9-week vs standard trastuzumab course improves cardiotoxicity but not survival
An adjuvant trastuzumab treatment course shortened to 9 weeks has failed to demonstrate noninferiority to the standard 1-year course in terms of disease-free survival (DFS) in breast cancer patients, although the shortened course confers benefits for the risk of severe cardiac toxicity, according to the results of the phase III randomized Short-HER study.
“The noninferiority of 9 weeks trastuzumab cannot be claimed on the basis of the frequentist approach,” investigators said, adding that the 1-year course remains the standard.
“However, a 9-week administration could be an option for those patients who experience cardiac events and for those with a low risk of relapse. Moreover, this regimen might facilitate the access to trastuzumab to patients living in countries with limited resources,” they said.
Short-HER included 1,253 HER2-positive breast cancer patients (median age 55 years; 64 percent postmenopausal) randomized to receive sequential anthracycline-taxane combinations plus either 1-year (long; n=627) or 9-weeks trastuzumab (short; n=626). Patients were node-positive or, if not, showed at least one risk factor for lymph node positivity.
Over a median follow up of 6 years, 200 DFS events were documented: 95 (15 percent) in the long arm and 105 (17 percent) in the short arm. The primary endpoint of DFS at 5 years was 88 vs 85 percent, respectively. On Cox analysis, the estimated hazard ratio (HR) for DFS was 1.13 (90 percent CI, 0.89–1.42), with the upper limit of CI crossing the noninferiority margin. [Ann Oncol 2018;doi:10.1093/annonc/mdy414]
The 5-year overall survival rates were 95.2 percent in the long arm vs 95.0 percent in the short arm (HR, 1.07; 0.74–1.56).

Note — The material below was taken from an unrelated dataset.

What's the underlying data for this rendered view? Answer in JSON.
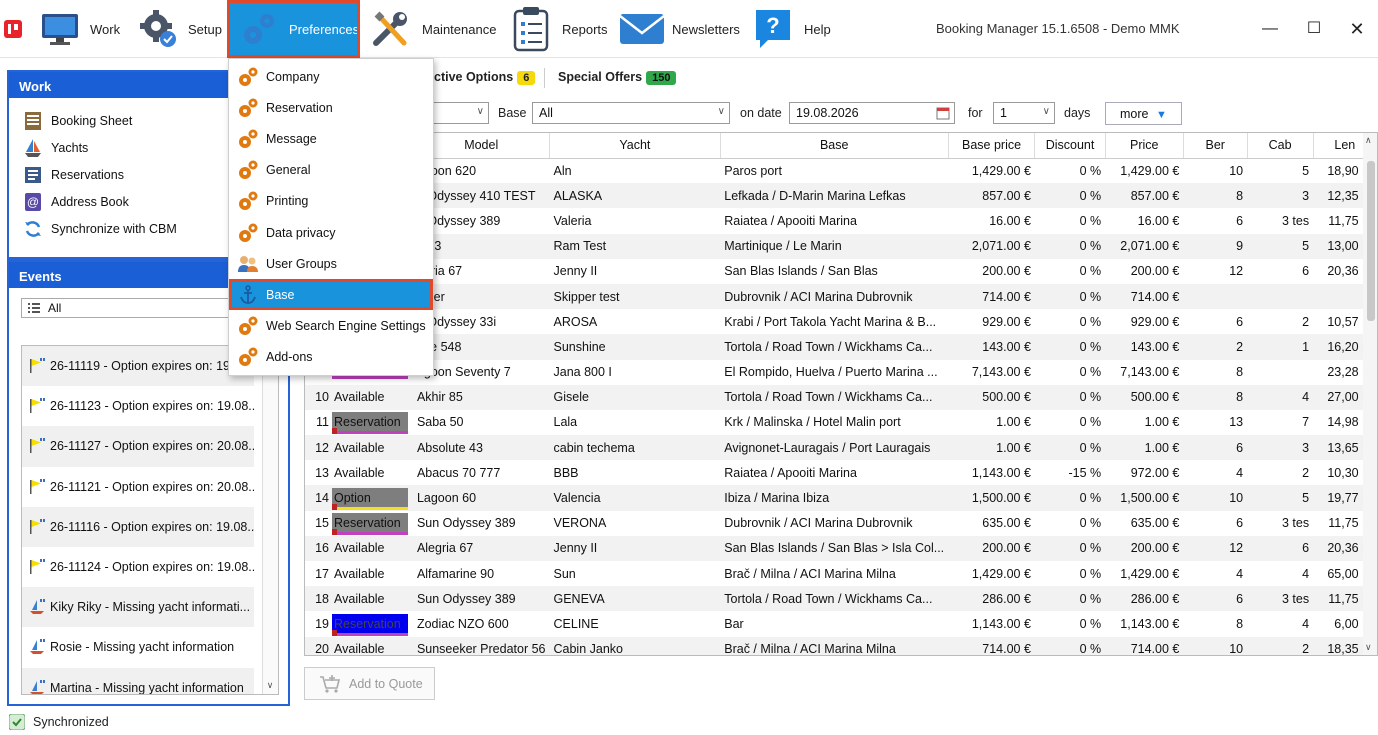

“According to the preplanned Bayesian analysis, the probability that a short treatment is not inferior to the long one is 80 percent, supporting that the hypothesis of noninferiority cannot be ruled out,” the investigators noted.
Results for the secondary endpoint of cardiac events, however, were significantly more favourable in the short arm. Specifically, grade >2 events occurred with greater frequency in the long arm (13.1 percent vs 4.3 percent; risk ratio, 0.33; 0.22–0.50; p<0.0001).
Permanent discontinuation of treatment was reported in 53 patients (8.5 percent) in the long arm and 21 (3.4 percent) in the short arm. The 2-year failure rate was 9.4 percent vs 8.6 percent, respectively (risk ratio, 0.92; 0.64–1.30).
Taken together, the findings may be “clinically relevant as up to 8 percent of patients in pivotal trials could not start trastuzumab and up to 15 percent had to discontinue trastuzumab because of cardiac events,” the investigators said.
“The issue of treatment de-escalation is an increasingly relevant topic due to the availability of more effective treatments and more favourable patient outcomes,” they continued.
Aside from Short-HER, de-escalated trastuzumab duration has been previously addressed in Phare, SOLD and PERSEPHONE. The first two trials evaluated the noninferiority of 9-week administration, while the third one assessed a 6-month treatment course. [Lancet Oncol 2013;14:741-748; JAMA Oncol 2018;4:1199-1206; J Clin Oncol 2018;36(suppl):abstract 506]
“Phare, SOLD and ShortHER, can be considered nonconclusive, not having proven noninferiority, while the larger PERSEPHONE study has proven the noninferiority of 6 months trastuzumab. Noteworthy, all the four trials have consistently shown that a significant proportion of patients is at low risk of relapse and a shorter trastuzumab treatment administration would not compromise the outcome, while reducing the risk of cardiac events,” they pointed out.
The investigators said they are planning to conduct a meta-analysis of individual patient data from all randomized controlled trials evaluating shortened trastuzumab course in order to identify subgroups of patients in which a shorter treatment can provide equivalent outcomes with lower toxicity.